But each mother,
Longer than her wont stays shut in the dimness of her hut,
For she feels a brooding cloud of memory in the air,
A lingering thing there that makes her sit bowed
With hollow shining eyes, as the night-fire dies.
And stare softly at the ember, and try to remember
Something sorrowful and far, something sweet and vaguely seen
Like an early evening star when the sky is pale green:
A quiet silver tower that climbed in an hour,
Or a ghost like a flower, or a flower like a queen:
Something holy in the past that came and did not last,
But she knows not what it was.
It is easy to see in the last lines that Mr. Squire has escaped finally from the idealist’s disgust to the idealist’s exaltation. He has learned to express the beautiful mystery of life and he is no longer haunted in his nerves by the ugliness of circumstances. Not that he has shut himself up in an enchanted world: he still remains a poet of this agonizing earth. In The Stronghold he summons up a vision of “easeful death,” only to turn aside from it as Christian turned aside from the temptations on his way:—
But, O, if you find that castle,
Draw back your foot from the gateway,
Let not its peace invite you,
Let not its offerings tempt you,
For faded and decayed like a garment,
Love to a dust will have fallen,
And song and laughter will have gone with sorrow,
And hope will have gone with pain;
And of all the throbbing heart’s high courage
Nothing will remain.
And these later poems are not only nobler in passion than the early introspective work; they are also more moving. Few of the “in memoriam” poems of the war touch the heart as does that poem, To a Bulldog, with its moving close:—
And though you run expectant
as you always do
To the uniforms we meet,
You will never find Willy among all the soldiers
Even in the longest street.
Nor in any crowd: yet,
strange and bitter thought,
Even now were the old words said,
If I tried the old trick, and said “Where’s Willy?”
You would quiver and lift your head.
And your brown eyes would
look to ask if I was serious,
And wait for the word to spring.
Sleep undisturbed: I shan’t say that again,
You innocent old thing.
I must sit, not speaking,
on the sofa,
While you lie there asleep on the floor;
For he’s suffered a thing that dogs couldn’t dream of,
And he won’t be coming here any more.
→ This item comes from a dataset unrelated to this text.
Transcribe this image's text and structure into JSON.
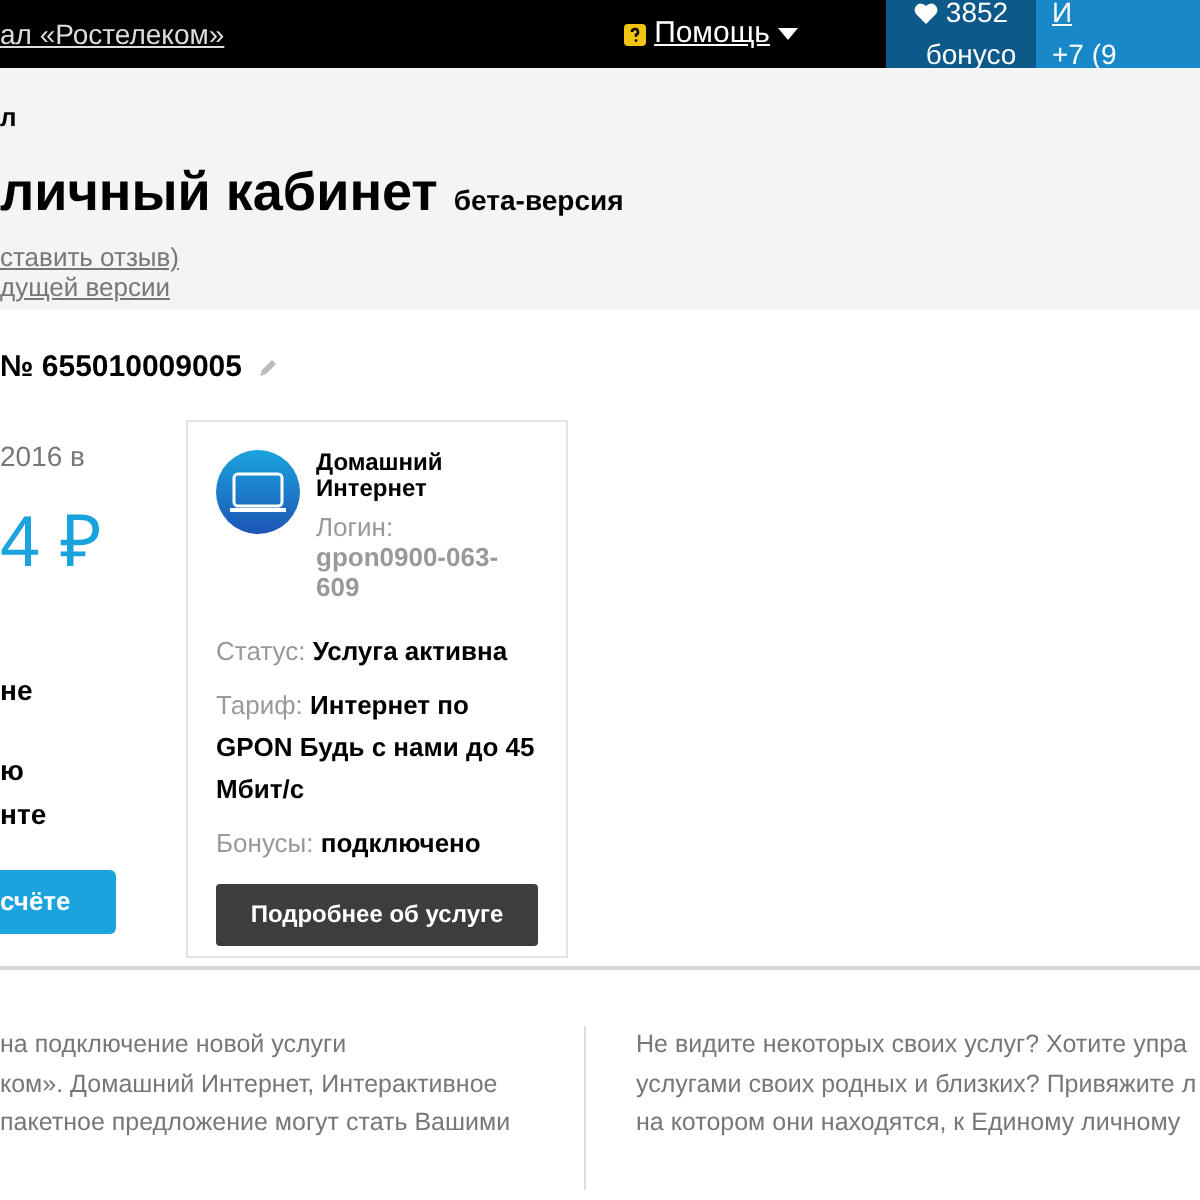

Of the new poems in the book, one of the most beautiful is August Moon. The last verses provide an excellent example of Mr. Squire’s gift both as a painter of things and a creator of atmosphere:—
A golden half-moon in the sky, and broken gold in the water.